▶ _ACTION ITEM_
Search the entries below for "that", and copy each line where it appears.

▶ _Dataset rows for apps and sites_
⁂

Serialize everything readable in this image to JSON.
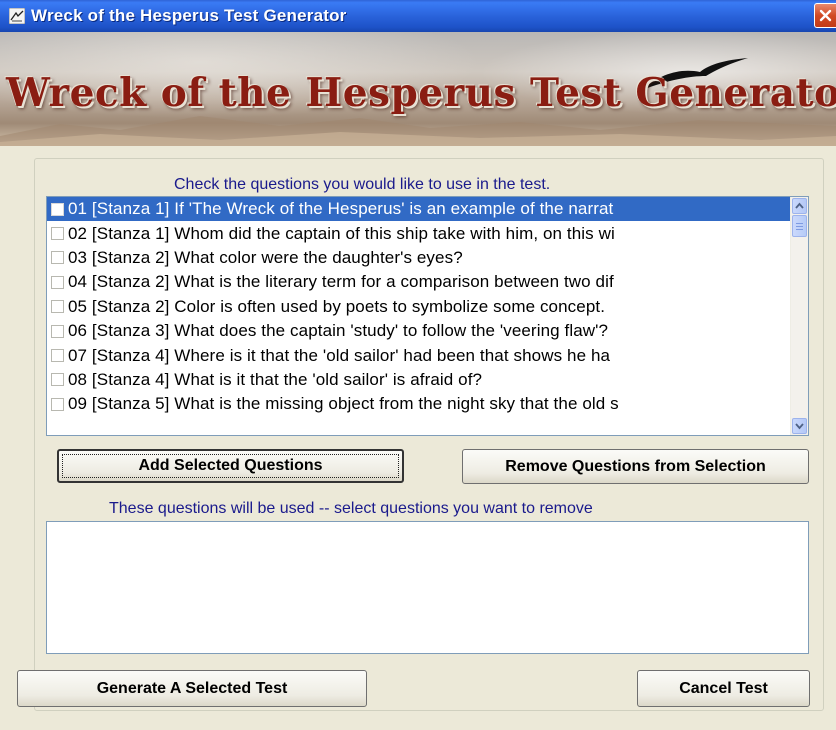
{
  "window": {
    "title": "Wreck of the Hesperus Test Generator",
    "icon": "quill-icon",
    "close_icon": "close-icon"
  },
  "banner": {
    "title": "Wreck of the Hesperus Test Generator",
    "title_color": "#8a1d12"
  },
  "questions": {
    "instruction": "Check the questions you would like to use in the test.",
    "items": [
      {
        "label": "01 [Stanza 1]  If 'The Wreck of the Hesperus' is an example of the narrat",
        "checked": false,
        "selected": true
      },
      {
        "label": "02 [Stanza 1]  Whom did the captain of this ship take with him, on this wi",
        "checked": false,
        "selected": false
      },
      {
        "label": "03 [Stanza 2]  What color were the daughter's eyes?",
        "checked": false,
        "selected": false
      },
      {
        "label": "04 [Stanza 2]  What is the literary term for a comparison between two dif",
        "checked": false,
        "selected": false
      },
      {
        "label": "05 [Stanza 2]  Color is often used by poets to symbolize some concept.",
        "checked": false,
        "selected": false
      },
      {
        "label": "06 [Stanza 3]  What does the captain 'study' to follow the 'veering flaw'?",
        "checked": false,
        "selected": false
      },
      {
        "label": "07 [Stanza 4]  Where is it that the 'old sailor' had been that shows he ha",
        "checked": false,
        "selected": false
      },
      {
        "label": "08 [Stanza 4]  What is it that the 'old sailor' is afraid of?",
        "checked": false,
        "selected": false
      },
      {
        "label": "09 [Stanza 5]  What is the missing object from the night sky that the old s",
        "checked": false,
        "selected": false
      }
    ]
  },
  "buttons": {
    "add": "Add Selected Questions",
    "remove": "Remove Questions from Selection",
    "generate": "Generate A Selected Test",
    "cancel": "Cancel Test"
  },
  "selection": {
    "instruction": "These questions will be used --  select questions you want to remove",
    "items": []
  },
  "colors": {
    "instruction_text": "#1a1a8c",
    "selection_highlight": "#316ac5"
  }
}
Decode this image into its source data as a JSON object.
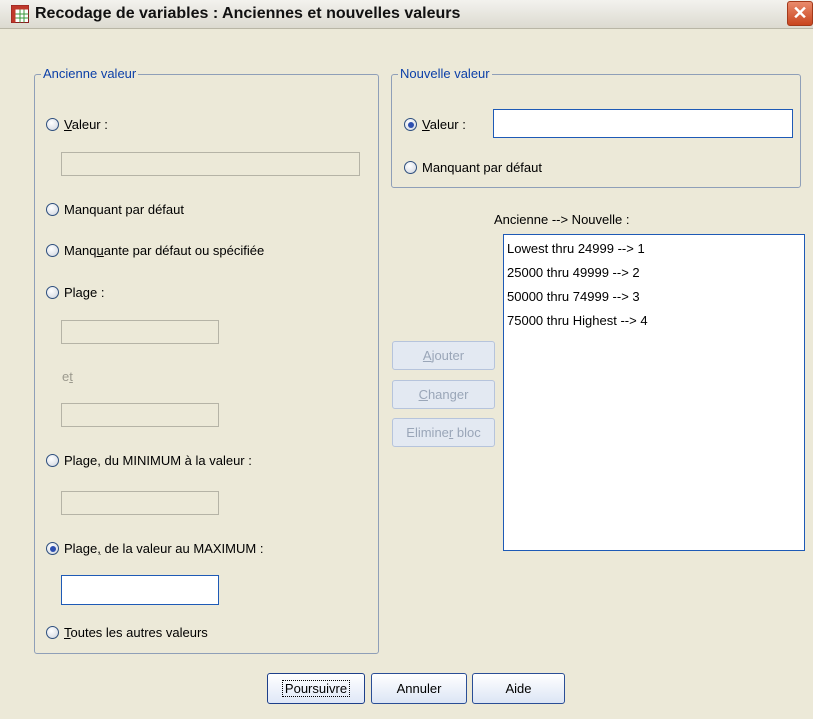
{
  "window": {
    "title": "Recodage de variables : Anciennes et nouvelles valeurs",
    "close_label": "✕"
  },
  "old_value": {
    "group_label": "Ancienne valeur",
    "radio_value": {
      "pre": "",
      "u": "V",
      "post": "aleur :"
    },
    "value_input": "",
    "radio_sysmiss": "Manquant par défaut",
    "radio_sysuser": {
      "pre": "Manq",
      "u": "u",
      "post": "ante par défaut ou spécifiée"
    },
    "radio_range": "Plage :",
    "range_low": "",
    "and_label": {
      "pre": "e",
      "u": "t",
      "post": ""
    },
    "range_high": "",
    "radio_range_lowest": {
      "pre": "Pla",
      "u": "g",
      "post": "e, du MINIMUM à la valeur :"
    },
    "range_lowest_input": "",
    "radio_range_highest": {
      "pre": "Plage",
      "u": ",",
      "post": " de la valeur au MAXIMUM :"
    },
    "range_highest_input": "",
    "radio_all_other": {
      "pre": "",
      "u": "T",
      "post": "outes les autres valeurs"
    },
    "selected": "range_highest"
  },
  "new_value": {
    "group_label": "Nouvelle valeur",
    "radio_value": {
      "pre": "",
      "u": "V",
      "post": "aleur :"
    },
    "value_input": "",
    "radio_sysmiss": "Manquant par défaut",
    "selected": "value"
  },
  "actions": {
    "add": {
      "pre": "",
      "u": "A",
      "post": "jouter"
    },
    "change": {
      "pre": "",
      "u": "C",
      "post": "hanger"
    },
    "remove": {
      "pre": "Elimine",
      "u": "r",
      "post": " bloc"
    }
  },
  "list": {
    "label": "Ancienne --> Nouvelle :",
    "items": [
      "Lowest thru 24999 --> 1",
      "25000 thru 49999 --> 2",
      "50000 thru 74999 --> 3",
      "75000 thru Highest --> 4"
    ]
  },
  "footer": {
    "continue": "Poursuivre",
    "cancel": "Annuler",
    "help": "Aide"
  },
  "colors": {
    "dialog_bg": "#ece9d8",
    "group_label": "#0b3fa8",
    "accent": "#1e5ab6",
    "close": "#c9451f"
  },
  "icons": {
    "app": "data-editor-grid-icon",
    "close": "close-icon"
  }
}
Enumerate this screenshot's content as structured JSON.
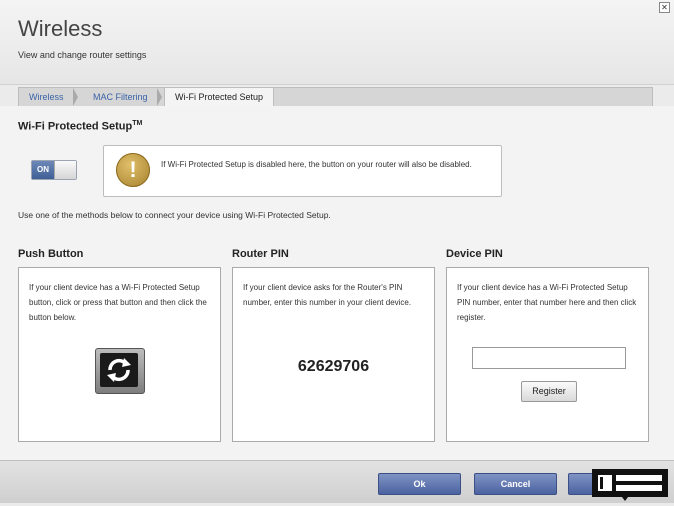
{
  "header": {
    "title": "Wireless",
    "subtitle": "View and change router settings",
    "close_glyph": "✕"
  },
  "tabs": [
    {
      "label": "Wireless",
      "active": false
    },
    {
      "label": "MAC Filtering",
      "active": false
    },
    {
      "label": "Wi-Fi Protected Setup",
      "active": true
    }
  ],
  "wps": {
    "section_title": "Wi-Fi Protected Setup",
    "section_title_sup": "TM",
    "toggle_label": "ON",
    "toggle_state": "on",
    "info_icon": "warning-icon",
    "info_icon_glyph": "!",
    "info_text": "If Wi-Fi Protected Setup is disabled here, the button on your router will also be disabled.",
    "instructions": "Use one of the methods below to connect your device using Wi-Fi Protected Setup."
  },
  "methods": {
    "push": {
      "title": "Push Button",
      "text": "If your client device has a Wi-Fi Protected Setup button, click or press that button and then click the button below.",
      "icon": "wps-icon"
    },
    "router_pin": {
      "title": "Router PIN",
      "text": "If your client device asks for the Router's PIN number, enter this number in your client device.",
      "pin": "62629706"
    },
    "device_pin": {
      "title": "Device PIN",
      "text": "If your client device has a Wi-Fi Protected Setup PIN number, enter that number here and then click register.",
      "input_value": "",
      "register_label": "Register"
    }
  },
  "footer": {
    "ok_label": "Ok",
    "cancel_label": "Cancel",
    "apply_label": ""
  },
  "colors": {
    "accent": "#4b62a0",
    "tab_link": "#3a63a8",
    "warning": "#b8913a"
  }
}
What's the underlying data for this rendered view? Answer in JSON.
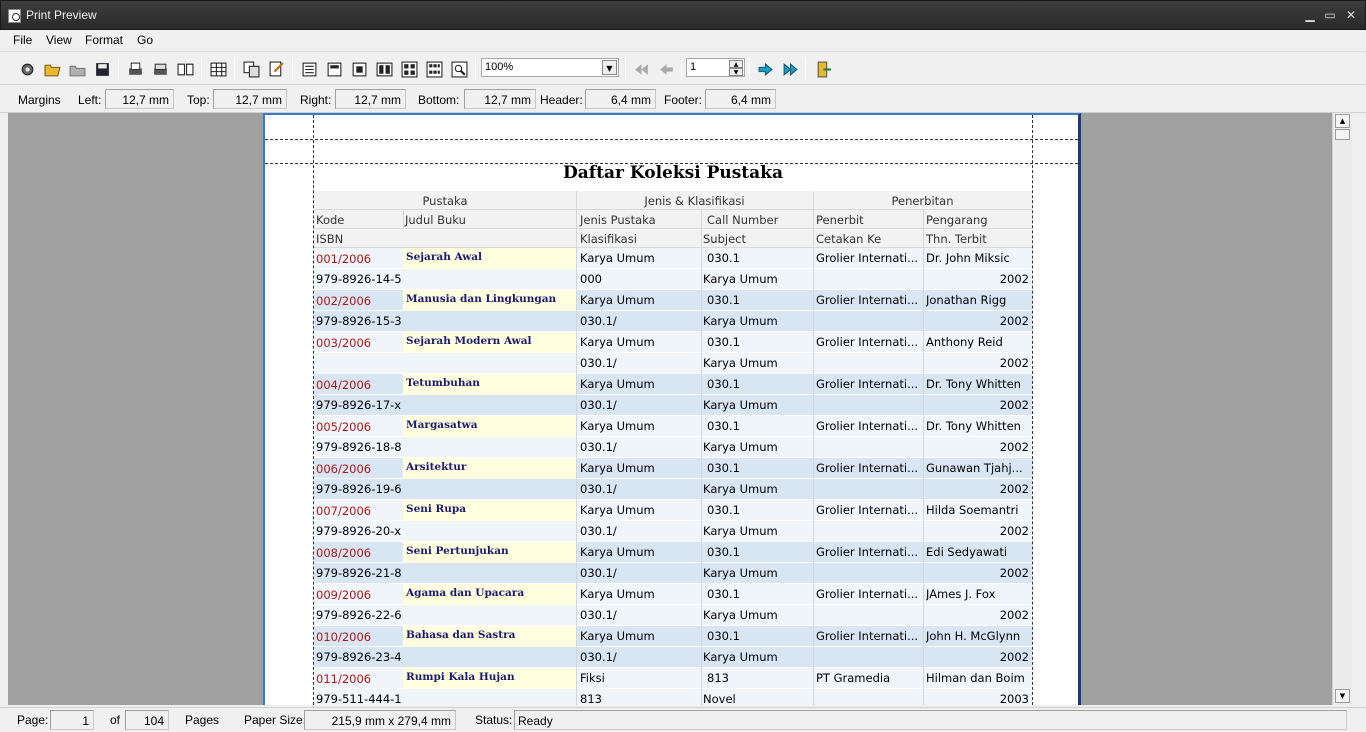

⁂

▶ _COMPLETED TASK_
        "label": "07 [Stanza 4]  Where is it that the 'old sailor' had been that shows he ha",
        "label": "08 [Stanza 4]  What is it that the 'old sailor' is afraid of?",
        "label": "09 [Stanza 5]  What is the missing object from the night sky that the old s",
      "text": "If your client device has a Wi-Fi Protected Setup button, click or press that button and then click the button below.",
      "text": "If your client device has a Wi-Fi Protected Setup PIN number, enter that number here and then click register.",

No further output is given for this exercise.